### WHAT IS NEEDED
The full listing, copied exactly and free of pictures, is the expected reply.
*****
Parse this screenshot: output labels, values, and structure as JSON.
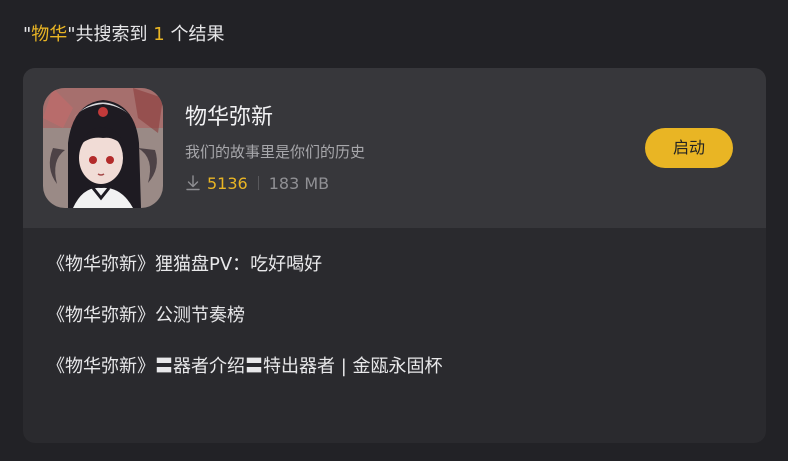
{
  "search_summary": {
    "open_quote": "\"",
    "keyword": "物华",
    "close_quote_and_text": "\"共搜索到 ",
    "count": "1",
    "suffix": " 个结果"
  },
  "app": {
    "name": "物华弥新",
    "slogan": "我们的故事里是你们的历史",
    "downloads": "5136",
    "size": "183 MB",
    "launch_label": "启动",
    "icon": "app-character-icon",
    "download_icon": "download-icon"
  },
  "news": [
    "《物华弥新》狸猫盘PV：吃好喝好",
    "《物华弥新》公测节奏榜",
    "《物华弥新》〓器者介绍〓特出器者 | 金瓯永固杯"
  ],
  "colors": {
    "accent": "#e9b524",
    "background": "#222226",
    "card": "#2a2a2e",
    "app_row": "#37373b"
  }
}
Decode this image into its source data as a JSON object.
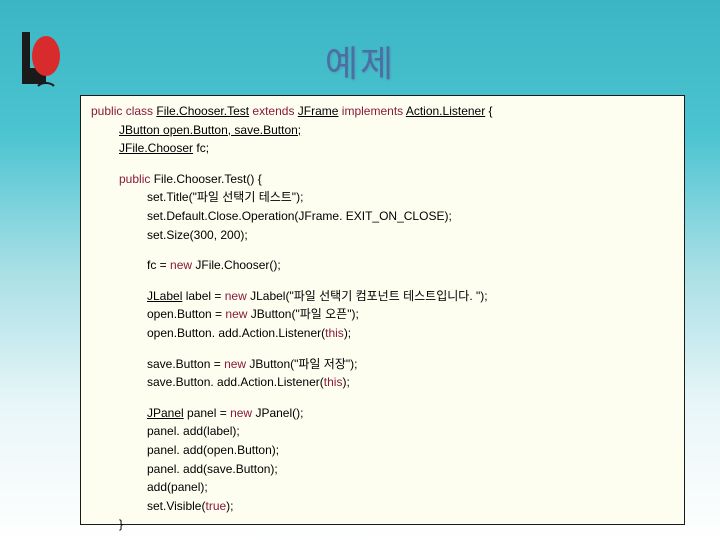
{
  "header": {
    "title": "예제"
  },
  "code": {
    "l1a": "public class ",
    "l1b": "File.Chooser.Test",
    "l1c": " extends ",
    "l1d": "JFrame",
    "l1e": " implements ",
    "l1f": "Action.Listener",
    "l1g": " {",
    "l2a": "JButton",
    "l2b": " open.Button, save.Button;",
    "l3a": "JFile.Chooser",
    "l3b": " fc;",
    "l4a": "public ",
    "l4b": "File.Chooser.Test() {",
    "l5": "set.Title(\"파일 선택기 테스트\");",
    "l6": "set.Default.Close.Operation(JFrame. EXIT_ON_CLOSE);",
    "l7": "set.Size(300, 200);",
    "l8a": "fc = ",
    "l8b": "new ",
    "l8c": "JFile.Chooser();",
    "l9a": "JLabel",
    "l9b": " label = ",
    "l9c": "new ",
    "l9d": "JLabel(\"파일 선택기 컴포넌트 테스트입니다. \");",
    "l10a": "open.Button = ",
    "l10b": "new ",
    "l10c": "JButton(\"파일 오픈\");",
    "l11a": "open.Button. add.Action.Listener(",
    "l11b": "this",
    "l11c": ");",
    "l12a": "save.Button = ",
    "l12b": "new ",
    "l12c": "JButton(\"파일 저장\");",
    "l13a": "save.Button. add.Action.Listener(",
    "l13b": "this",
    "l13c": ");",
    "l14a": "JPanel",
    "l14b": " panel = ",
    "l14c": "new ",
    "l14d": "JPanel();",
    "l15": "panel. add(label);",
    "l16": "panel. add(open.Button);",
    "l17": "panel. add(save.Button);",
    "l18": "add(panel);",
    "l19a": "set.Visible(",
    "l19b": "true",
    "l19c": ");",
    "l20": "}"
  }
}
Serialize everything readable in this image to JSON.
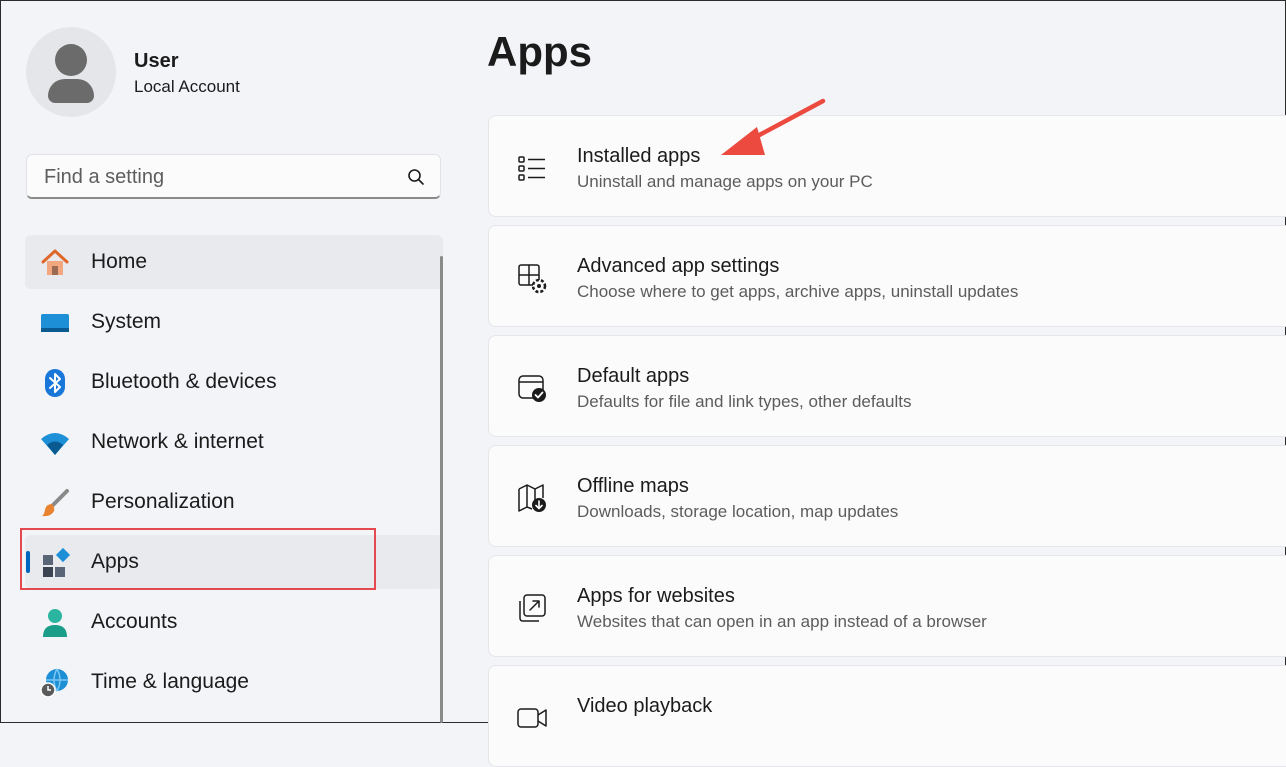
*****
### REPLY TO THE TASK
Parse this screenshot: output labels, values, and structure as JSON.
{
  "search_summary": {
    "open_quote": "\"",
    "keyword": "物华",
    "close_quote_and_text": "\"共搜索到 ",
    "count": "1",
    "suffix": " 个结果"
  },
  "app": {
    "name": "物华弥新",
    "slogan": "我们的故事里是你们的历史",
    "downloads": "5136",
    "size": "183 MB",
    "launch_label": "启动",
    "icon": "app-character-icon",
    "download_icon": "download-icon"
  },
  "news": [
    "《物华弥新》狸猫盘PV：吃好喝好",
    "《物华弥新》公测节奏榜",
    "《物华弥新》〓器者介绍〓特出器者 | 金瓯永固杯"
  ],
  "colors": {
    "accent": "#e9b524",
    "background": "#222226",
    "card": "#2a2a2e",
    "app_row": "#37373b"
  }
}
Decode this image into its source data as a JSON object.
{
  "header": {
    "title": "예제"
  },
  "code": {
    "l1a": "public class ",
    "l1b": "File.Chooser.Test",
    "l1c": " extends ",
    "l1d": "JFrame",
    "l1e": " implements ",
    "l1f": "Action.Listener",
    "l1g": " {",
    "l2a": "JButton",
    "l2b": " open.Button, save.Button;",
    "l3a": "JFile.Chooser",
    "l3b": " fc;",
    "l4a": "public ",
    "l4b": "File.Chooser.Test() {",
    "l5": "set.Title(\"파일 선택기 테스트\");",
    "l6": "set.Default.Close.Operation(JFrame. EXIT_ON_CLOSE);",
    "l7": "set.Size(300, 200);",
    "l8a": "fc = ",
    "l8b": "new ",
    "l8c": "JFile.Chooser();",
    "l9a": "JLabel",
    "l9b": " label = ",
    "l9c": "new ",
    "l9d": "JLabel(\"파일 선택기 컴포넌트 테스트입니다. \");",
    "l10a": "open.Button = ",
    "l10b": "new ",
    "l10c": "JButton(\"파일 오픈\");",
    "l11a": "open.Button. add.Action.Listener(",
    "l11b": "this",
    "l11c": ");",
    "l12a": "save.Button = ",
    "l12b": "new ",
    "l12c": "JButton(\"파일 저장\");",
    "l13a": "save.Button. add.Action.Listener(",
    "l13b": "this",
    "l13c": ");",
    "l14a": "JPanel",
    "l14b": " panel = ",
    "l14c": "new ",
    "l14d": "JPanel();",
    "l15": "panel. add(label);",
    "l16": "panel. add(open.Button);",
    "l17": "panel. add(save.Button);",
    "l18": "add(panel);",
    "l19a": "set.Visible(",
    "l19b": "true",
    "l19c": ");",
    "l20": "}"
  }
}
Serialize everything readable in this image to JSON.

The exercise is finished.